The Petitioners also asserted that SB 35’s requirement that mixed-use projects designate two-thirds of the “square footage of development” for residential uses should exclude areas of the project authorized under the Density Bonus Law, and that the “square footage of development” must be defined using the definition of “floor area” in the California Building Standards Code which Petitioners asserted would exclude parking areas. The Court rejected both arguments. It held that there was nothing in the law in effect at the time the Project application was submitted that required bonus areas to be excluded from the two-thirds requirement, and noted that the Legislature amended SB 35 in November 2019 to explicitly include bonus areas in the two-thirds calculation. The Court also rejected the idea that “square footage of development” was somehow defined by reference to the Building Standards Code.
The Petitioners next argued that the Project was inconsistent with objective standards in the City’s General Plan and Zoning Ordinance, namely height, setbacks, requirements for below market rate units, and parkland. The Court found that, as to each argument, they were not well-reasoned and failed to explain how the City lacked substantial evidence to support its determination.
Finally, the Petitioners argued that a public hearing was required to approve the Project and that the Planning Commission, rather than City staff, should have decided whether to approve the Project. The court rejected this argument as well, pointing out that although SB 35 does not prohibit public oversight, it does not require public hearings or approval by local planning commissions. To the contrary, the legislative history of SB 35 shows that “the Legislature clearly intended . . . to drastically reduce the politicization of the planning process and the use of tactics like those Petitioners resort to here.”
This decision affirming the sizable mixed-use Vallco project highlights that although there are many requirements that developers must meet to qualify for project streamlining, SB 35 is an effective solution to minimize the opportunities for project opponents to frustrate housing development through litigation.
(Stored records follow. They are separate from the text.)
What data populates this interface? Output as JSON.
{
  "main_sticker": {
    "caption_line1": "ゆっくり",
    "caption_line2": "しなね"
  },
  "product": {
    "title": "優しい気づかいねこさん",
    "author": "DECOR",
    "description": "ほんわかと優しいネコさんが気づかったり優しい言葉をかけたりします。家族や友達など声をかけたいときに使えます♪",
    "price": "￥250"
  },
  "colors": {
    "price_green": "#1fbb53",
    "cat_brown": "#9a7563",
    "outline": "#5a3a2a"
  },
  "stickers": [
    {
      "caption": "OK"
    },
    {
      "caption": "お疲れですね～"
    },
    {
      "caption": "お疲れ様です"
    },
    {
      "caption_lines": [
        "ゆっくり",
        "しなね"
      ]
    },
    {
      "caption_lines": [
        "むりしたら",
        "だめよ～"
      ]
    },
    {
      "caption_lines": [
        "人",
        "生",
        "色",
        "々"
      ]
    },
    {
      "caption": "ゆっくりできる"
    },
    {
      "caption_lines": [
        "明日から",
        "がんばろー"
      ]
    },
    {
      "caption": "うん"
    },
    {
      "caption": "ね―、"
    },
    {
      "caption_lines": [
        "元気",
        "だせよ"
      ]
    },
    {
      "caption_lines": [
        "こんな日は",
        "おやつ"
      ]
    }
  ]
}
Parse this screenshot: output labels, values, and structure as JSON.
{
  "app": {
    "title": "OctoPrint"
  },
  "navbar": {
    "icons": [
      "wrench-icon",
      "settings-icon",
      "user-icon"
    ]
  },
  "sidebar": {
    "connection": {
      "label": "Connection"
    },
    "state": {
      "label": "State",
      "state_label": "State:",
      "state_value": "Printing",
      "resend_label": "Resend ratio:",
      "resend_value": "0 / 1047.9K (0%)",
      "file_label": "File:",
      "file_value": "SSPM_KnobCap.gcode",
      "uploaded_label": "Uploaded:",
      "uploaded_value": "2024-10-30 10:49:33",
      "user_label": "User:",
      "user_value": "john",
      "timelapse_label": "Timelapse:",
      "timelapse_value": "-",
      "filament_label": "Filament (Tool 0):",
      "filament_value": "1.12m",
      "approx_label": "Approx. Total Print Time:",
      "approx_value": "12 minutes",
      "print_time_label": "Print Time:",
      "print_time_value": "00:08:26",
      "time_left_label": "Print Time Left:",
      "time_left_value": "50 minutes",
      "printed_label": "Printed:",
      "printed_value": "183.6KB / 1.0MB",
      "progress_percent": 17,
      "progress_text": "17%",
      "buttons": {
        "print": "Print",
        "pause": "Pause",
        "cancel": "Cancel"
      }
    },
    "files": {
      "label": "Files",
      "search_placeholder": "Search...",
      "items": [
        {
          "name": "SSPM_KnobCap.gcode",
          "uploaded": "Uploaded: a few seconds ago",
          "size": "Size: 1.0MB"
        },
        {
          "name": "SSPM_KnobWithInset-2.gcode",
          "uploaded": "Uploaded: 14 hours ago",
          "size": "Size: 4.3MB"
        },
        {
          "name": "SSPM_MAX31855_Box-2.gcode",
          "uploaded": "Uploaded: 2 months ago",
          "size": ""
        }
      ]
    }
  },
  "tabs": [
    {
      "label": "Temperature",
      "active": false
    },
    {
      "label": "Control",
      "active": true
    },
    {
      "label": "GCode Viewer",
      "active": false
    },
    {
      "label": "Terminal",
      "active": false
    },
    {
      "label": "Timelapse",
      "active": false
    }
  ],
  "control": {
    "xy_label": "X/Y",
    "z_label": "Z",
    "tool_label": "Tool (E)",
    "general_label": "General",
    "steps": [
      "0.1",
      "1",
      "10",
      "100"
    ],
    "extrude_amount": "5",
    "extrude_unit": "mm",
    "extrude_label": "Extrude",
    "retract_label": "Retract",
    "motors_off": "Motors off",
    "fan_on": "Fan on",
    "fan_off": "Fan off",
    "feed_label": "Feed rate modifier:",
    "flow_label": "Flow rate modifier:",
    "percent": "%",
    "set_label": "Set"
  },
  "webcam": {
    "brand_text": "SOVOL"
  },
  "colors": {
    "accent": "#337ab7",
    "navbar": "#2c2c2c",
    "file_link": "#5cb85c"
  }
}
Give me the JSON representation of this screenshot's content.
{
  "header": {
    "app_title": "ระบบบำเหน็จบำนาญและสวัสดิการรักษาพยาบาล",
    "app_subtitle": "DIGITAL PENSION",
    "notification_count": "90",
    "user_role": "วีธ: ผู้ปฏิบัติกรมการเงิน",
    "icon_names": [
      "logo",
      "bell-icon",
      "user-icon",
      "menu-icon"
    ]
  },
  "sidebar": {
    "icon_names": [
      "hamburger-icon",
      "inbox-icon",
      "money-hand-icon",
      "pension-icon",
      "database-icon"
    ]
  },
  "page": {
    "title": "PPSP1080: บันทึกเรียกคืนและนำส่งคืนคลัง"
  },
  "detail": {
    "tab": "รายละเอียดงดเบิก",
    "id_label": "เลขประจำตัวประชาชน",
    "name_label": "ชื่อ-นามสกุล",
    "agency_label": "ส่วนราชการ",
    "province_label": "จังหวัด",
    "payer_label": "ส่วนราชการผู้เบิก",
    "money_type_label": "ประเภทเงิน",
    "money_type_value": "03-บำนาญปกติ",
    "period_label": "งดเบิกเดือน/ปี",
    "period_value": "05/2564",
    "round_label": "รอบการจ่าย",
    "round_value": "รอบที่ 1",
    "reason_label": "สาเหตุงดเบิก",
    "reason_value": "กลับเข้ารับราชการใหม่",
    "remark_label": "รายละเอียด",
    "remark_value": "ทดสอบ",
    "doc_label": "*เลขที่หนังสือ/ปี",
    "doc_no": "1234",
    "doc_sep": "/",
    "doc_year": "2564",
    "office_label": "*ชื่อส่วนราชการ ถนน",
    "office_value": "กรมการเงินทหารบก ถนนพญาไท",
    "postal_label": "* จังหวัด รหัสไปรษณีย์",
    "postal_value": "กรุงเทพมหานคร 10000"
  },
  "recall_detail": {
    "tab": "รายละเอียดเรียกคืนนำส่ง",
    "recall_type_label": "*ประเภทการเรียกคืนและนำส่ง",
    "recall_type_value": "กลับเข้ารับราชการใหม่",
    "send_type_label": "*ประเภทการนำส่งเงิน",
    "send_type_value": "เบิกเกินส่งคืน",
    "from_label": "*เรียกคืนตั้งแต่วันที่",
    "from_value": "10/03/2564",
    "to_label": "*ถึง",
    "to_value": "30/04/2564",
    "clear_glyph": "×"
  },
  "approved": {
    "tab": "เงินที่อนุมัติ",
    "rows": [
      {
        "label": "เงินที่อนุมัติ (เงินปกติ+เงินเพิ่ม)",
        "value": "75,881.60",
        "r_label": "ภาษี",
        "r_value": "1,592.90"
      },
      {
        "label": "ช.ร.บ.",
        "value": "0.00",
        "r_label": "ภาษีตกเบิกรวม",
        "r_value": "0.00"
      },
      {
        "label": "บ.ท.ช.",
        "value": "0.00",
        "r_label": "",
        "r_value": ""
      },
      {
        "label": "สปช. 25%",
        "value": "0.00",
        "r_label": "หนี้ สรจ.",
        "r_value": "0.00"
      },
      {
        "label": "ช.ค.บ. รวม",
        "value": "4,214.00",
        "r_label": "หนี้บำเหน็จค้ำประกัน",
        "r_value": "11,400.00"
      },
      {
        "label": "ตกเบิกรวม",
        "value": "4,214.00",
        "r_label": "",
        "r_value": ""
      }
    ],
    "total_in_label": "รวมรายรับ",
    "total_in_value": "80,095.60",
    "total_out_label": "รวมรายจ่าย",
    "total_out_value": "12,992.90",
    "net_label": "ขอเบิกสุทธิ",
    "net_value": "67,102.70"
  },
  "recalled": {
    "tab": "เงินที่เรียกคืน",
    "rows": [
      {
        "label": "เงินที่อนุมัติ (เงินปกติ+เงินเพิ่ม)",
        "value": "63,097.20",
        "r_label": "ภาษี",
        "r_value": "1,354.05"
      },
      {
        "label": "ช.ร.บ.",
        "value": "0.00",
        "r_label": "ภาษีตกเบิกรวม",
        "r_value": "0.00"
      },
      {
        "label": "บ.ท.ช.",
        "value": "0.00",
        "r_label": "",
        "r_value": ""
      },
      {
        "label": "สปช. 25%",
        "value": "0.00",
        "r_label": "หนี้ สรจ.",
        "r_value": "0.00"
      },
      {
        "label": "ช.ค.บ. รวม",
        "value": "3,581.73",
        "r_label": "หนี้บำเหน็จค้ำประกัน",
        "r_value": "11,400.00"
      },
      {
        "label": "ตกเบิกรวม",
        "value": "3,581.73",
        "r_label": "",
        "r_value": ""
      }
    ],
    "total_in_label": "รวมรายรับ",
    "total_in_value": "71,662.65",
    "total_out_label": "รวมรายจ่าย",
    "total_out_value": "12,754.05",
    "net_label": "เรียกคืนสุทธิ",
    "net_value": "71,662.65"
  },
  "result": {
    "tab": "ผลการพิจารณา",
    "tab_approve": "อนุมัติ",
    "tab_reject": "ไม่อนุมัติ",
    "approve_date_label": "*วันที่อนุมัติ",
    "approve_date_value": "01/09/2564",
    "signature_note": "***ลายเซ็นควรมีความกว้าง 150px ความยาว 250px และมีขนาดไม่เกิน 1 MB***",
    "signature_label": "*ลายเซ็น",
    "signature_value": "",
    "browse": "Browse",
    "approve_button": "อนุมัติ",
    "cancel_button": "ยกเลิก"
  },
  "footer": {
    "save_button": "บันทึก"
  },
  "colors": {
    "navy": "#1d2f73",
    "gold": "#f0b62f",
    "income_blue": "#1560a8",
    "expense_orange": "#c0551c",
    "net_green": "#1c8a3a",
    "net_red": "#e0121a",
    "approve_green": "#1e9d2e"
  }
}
Authored by Reuben, Junius & Rose, LLP Attorney Tiffany Kats
The issues discussed in this update are not intended to be legal advice and no attorney-client relationship is established with the recipient. Readers should consult with legal counsel before relying on any of the information contained herein. Reuben, Junius & Rose, LLP is a full service real estate law firm. We specialize in land use, development and entitlement law. We also provide a wide range of transactional services, including leasing, acquisitions and sales, formation of limited liability companies and other entities, lending/workout assistance, subdivision and condominium work.